In addition to interviewing sickened individuals about potential exposures to E. coli O157:H7, the CDC has conducted further scientific tests to determine the link between all sick individuals and the consumption of Nestle Toll House Cookie Dough.
Pulsed-field gel electrophoresis (PFGE), also referred to as “genetic fingerprinting,” is a process used in molecular microbiology to compare E. coli O157:H7 isolates to determine if the strains are distinguishable. In 1993 public health investigators successfully used PFGE analysis to distinguish patients who acquired E. coli O157:H7 after eating contaminated hamburgers from persons infected with E. coli O157:H7 from other sources. The CDC has established PFGE as the molecular test of choice used by public health laboratories for genetic typing of E. coli O157:H7 and other pathogenic bacteria. To date, the 69 sickened individuals share the same “genetic fingerprint” of the E. coli O157:H7 bacteria found in their stool cultures.

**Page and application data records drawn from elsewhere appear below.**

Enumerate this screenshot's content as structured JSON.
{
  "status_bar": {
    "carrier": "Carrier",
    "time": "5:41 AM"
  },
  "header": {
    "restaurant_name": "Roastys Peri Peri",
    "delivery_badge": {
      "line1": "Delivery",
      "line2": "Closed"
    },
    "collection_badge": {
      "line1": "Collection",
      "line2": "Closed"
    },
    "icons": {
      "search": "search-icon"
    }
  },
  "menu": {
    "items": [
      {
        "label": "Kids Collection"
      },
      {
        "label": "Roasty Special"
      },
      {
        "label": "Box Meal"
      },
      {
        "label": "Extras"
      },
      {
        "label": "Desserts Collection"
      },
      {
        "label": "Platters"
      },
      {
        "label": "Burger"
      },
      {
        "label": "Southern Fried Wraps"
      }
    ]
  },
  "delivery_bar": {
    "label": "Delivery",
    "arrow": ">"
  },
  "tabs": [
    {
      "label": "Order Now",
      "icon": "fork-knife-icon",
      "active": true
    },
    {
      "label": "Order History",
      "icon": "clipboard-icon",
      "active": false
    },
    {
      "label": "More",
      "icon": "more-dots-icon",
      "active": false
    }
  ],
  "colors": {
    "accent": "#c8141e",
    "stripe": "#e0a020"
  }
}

Perhaps because cookie dough is a product that has not been linked to E. coli O157:H7 in the past, and because the “genetic fingerprint” found in this outbreak has been seen since 2005, the CDC employed additional scientific testing to assure consumers and Nestle of the actual link between the product and the illnesses.

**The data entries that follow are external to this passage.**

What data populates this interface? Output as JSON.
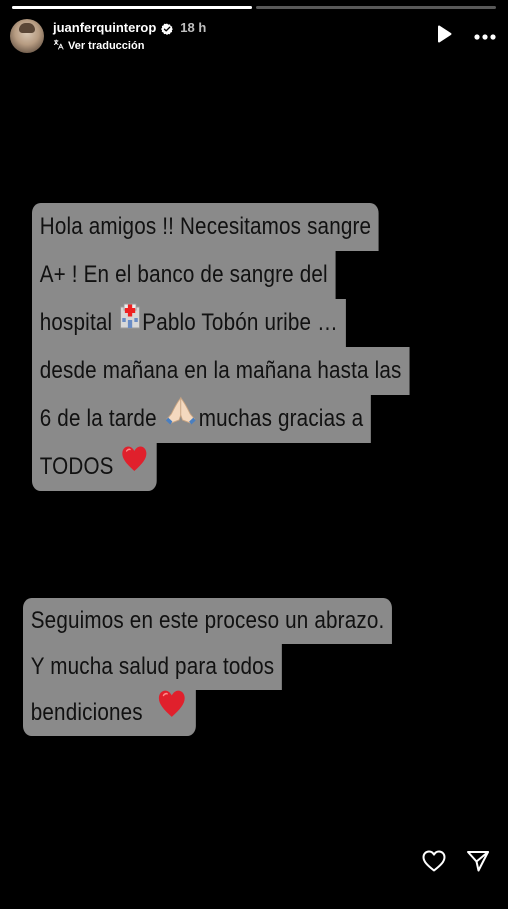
{
  "progress": [
    {
      "state": "viewed",
      "fill": 1.0
    },
    {
      "state": "current",
      "fill": 0.0
    }
  ],
  "header": {
    "username": "juanferquinterop",
    "verified": true,
    "time": "18 h",
    "translate_label": "Ver traducción",
    "play_icon": "play-icon",
    "more_icon": "more-options-icon"
  },
  "bubble1": {
    "lines": [
      "Hola amigos !! Necesitamos sangre",
      "A+ ! En el banco de sangre del",
      "hospital",
      "Pablo Tobón uribe …",
      "desde mañana en la mañana hasta las",
      "6 de la tarde",
      "muchas gracias a",
      "TODOS"
    ],
    "emojis": [
      "hospital-emoji",
      "praying-hands-emoji",
      "red-heart-emoji"
    ]
  },
  "bubble2": {
    "lines": [
      "Seguimos en este proceso un abrazo.",
      "Y mucha salud para todos",
      "bendiciones"
    ],
    "emojis": [
      "red-heart-emoji"
    ]
  },
  "footer": {
    "like_icon": "heart-outline-icon",
    "share_icon": "send-icon"
  },
  "colors": {
    "background": "#000000",
    "bubble": "#8a8a8a",
    "bubble_text": "#111111",
    "heart": "#e0202c",
    "verified_badge": "#ffffff"
  }
}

Other genetic testing methods have been developed, including Multiple-Locus Variable-Number Tandem Repeat Analysis (MLVA). This test has proven to be highly reproducible and portable, features especially important in outbreak investigations. MLVA is a polymerase chain reaction (PCR) based technique used to target tandem repeats, which are areas of the bacterial genome that evolve rapidly. Thus far the CDC has linked 46 of the 69 people by MLVA as well as PFGE. These results, along with the common ingestion of Nestle Toll House Cookie Dough accounted for the recall of the product. Studies have shown that PFGE and MLVA results are well correlated. Evaluating MLVA results in tandem with PFGE results in an outbreak situation allows investigators to further delineate outbreak related illnesses to non-outbreak cases. This has proven to be valuable when the outbreak strain is one that is detected frequently and assumed to have many sources.

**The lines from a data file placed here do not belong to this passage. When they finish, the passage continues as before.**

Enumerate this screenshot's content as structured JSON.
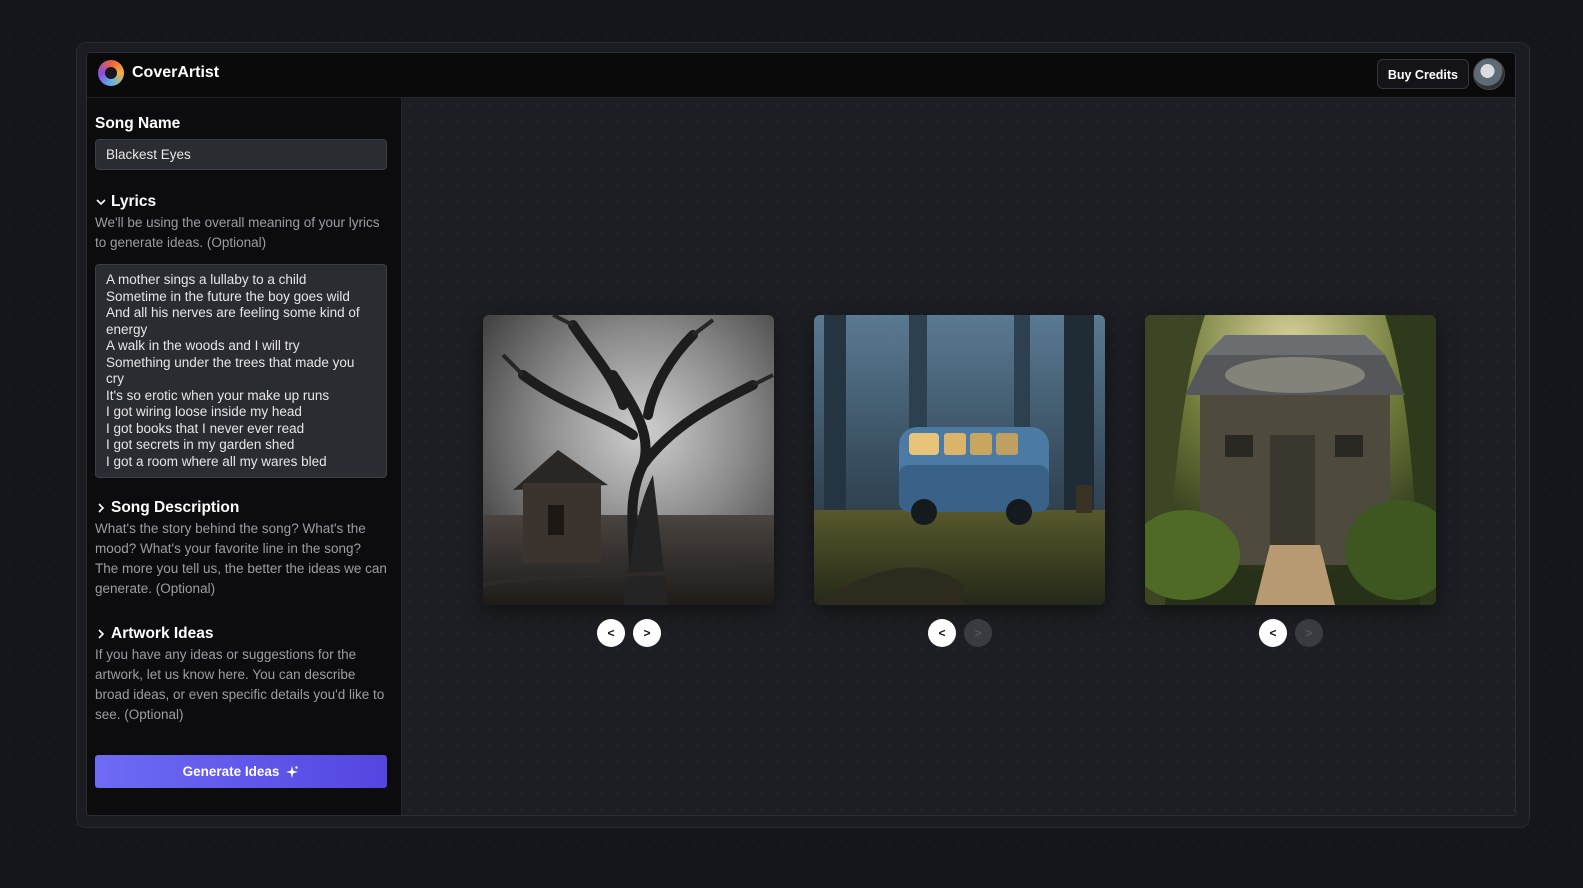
{
  "app": {
    "name": "CoverArtist",
    "logo_icon": "coverartist-logo-icon"
  },
  "header": {
    "buy_credits_label": "Buy Credits",
    "avatar_icon": "user-avatar"
  },
  "form": {
    "song_name": {
      "label": "Song Name",
      "value": "Blackest Eyes"
    },
    "lyrics": {
      "label": "Lyrics",
      "expanded": true,
      "help": "We'll be using the overall meaning of your lyrics to generate ideas. (Optional)",
      "value": "A mother sings a lullaby to a child\nSometime in the future the boy goes wild\nAnd all his nerves are feeling some kind of energy\nA walk in the woods and I will try\nSomething under the trees that made you cry\nIt's so erotic when your make up runs\nI got wiring loose inside my head\nI got books that I never ever read\nI got secrets in my garden shed\nI got a room where all my wares bled"
    },
    "song_description": {
      "label": "Song Description",
      "expanded": false,
      "help": "What's the story behind the song? What's the mood? What's your favorite line in the song? The more you tell us, the better the ideas we can generate. (Optional)"
    },
    "artwork_ideas": {
      "label": "Artwork Ideas",
      "expanded": false,
      "help": "If you have any ideas or suggestions for the artwork, let us know here. You can describe broad ideas, or even specific details you'd like to see. (Optional)"
    },
    "generate_label": "Generate Ideas",
    "generate_icon": "sparkle-icon"
  },
  "results": {
    "prev_symbol": "<",
    "next_symbol": ">",
    "cards": [
      {
        "image": "misty-tree-with-wooden-shack",
        "next_enabled": true
      },
      {
        "image": "blue-van-in-misty-forest",
        "next_enabled": false
      },
      {
        "image": "wooden-garden-shed-in-sunlight",
        "next_enabled": false
      }
    ]
  },
  "colors": {
    "accent_start": "#6e6bf5",
    "accent_end": "#5346e0",
    "canvas_bg": "#1d1e23",
    "sidebar_bg": "#0c0c0e"
  }
}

So, where does all this science leave us? We know that we have at least 69 individuals who share both the consumption of Nestle Toll House Cookie Dough and the E. coli O157:H7 recovered from their stool match by PFGE. We also know that at least 46 tested by the more sensitive test, MLVA, also match. This is very significant and gives the CDC, FDA, Nestle and its consumers, proof that a link has been found between the product and the illnesses. What we do not yet have are environmental (product and/or plant) sample data, which may or may not have results. However, even without those results the work done by the CDC and FDA (along with state and local health departments) is compelling proof of the link between the illnesses and the Nestle product.